_Supplied data:_
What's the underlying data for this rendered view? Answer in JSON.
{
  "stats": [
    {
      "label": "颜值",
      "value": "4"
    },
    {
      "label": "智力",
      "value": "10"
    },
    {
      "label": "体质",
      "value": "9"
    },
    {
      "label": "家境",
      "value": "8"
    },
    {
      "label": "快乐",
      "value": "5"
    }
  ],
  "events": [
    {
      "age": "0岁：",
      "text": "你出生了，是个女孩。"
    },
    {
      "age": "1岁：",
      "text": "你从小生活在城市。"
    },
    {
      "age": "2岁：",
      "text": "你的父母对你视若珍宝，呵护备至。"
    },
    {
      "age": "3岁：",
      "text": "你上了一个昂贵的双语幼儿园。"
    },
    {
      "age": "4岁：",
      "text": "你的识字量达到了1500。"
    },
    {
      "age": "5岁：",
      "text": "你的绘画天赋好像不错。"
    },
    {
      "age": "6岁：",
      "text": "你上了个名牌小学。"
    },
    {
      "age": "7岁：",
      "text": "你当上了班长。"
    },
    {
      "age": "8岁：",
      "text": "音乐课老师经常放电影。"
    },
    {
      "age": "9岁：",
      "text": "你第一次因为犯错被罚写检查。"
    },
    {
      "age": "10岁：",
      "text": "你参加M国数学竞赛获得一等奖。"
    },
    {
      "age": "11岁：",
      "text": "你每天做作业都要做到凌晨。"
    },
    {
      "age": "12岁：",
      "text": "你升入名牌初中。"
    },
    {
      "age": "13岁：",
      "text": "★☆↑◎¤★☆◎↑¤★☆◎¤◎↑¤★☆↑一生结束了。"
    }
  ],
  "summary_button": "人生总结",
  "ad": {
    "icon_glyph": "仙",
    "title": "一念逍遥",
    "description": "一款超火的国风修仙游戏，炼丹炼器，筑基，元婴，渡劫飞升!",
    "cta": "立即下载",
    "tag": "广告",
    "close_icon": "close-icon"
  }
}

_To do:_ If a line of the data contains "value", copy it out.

_Solved problem:_
      "value": "4"
      "value": "10"
      "value": "9"
      "value": "8"
      "value": "5"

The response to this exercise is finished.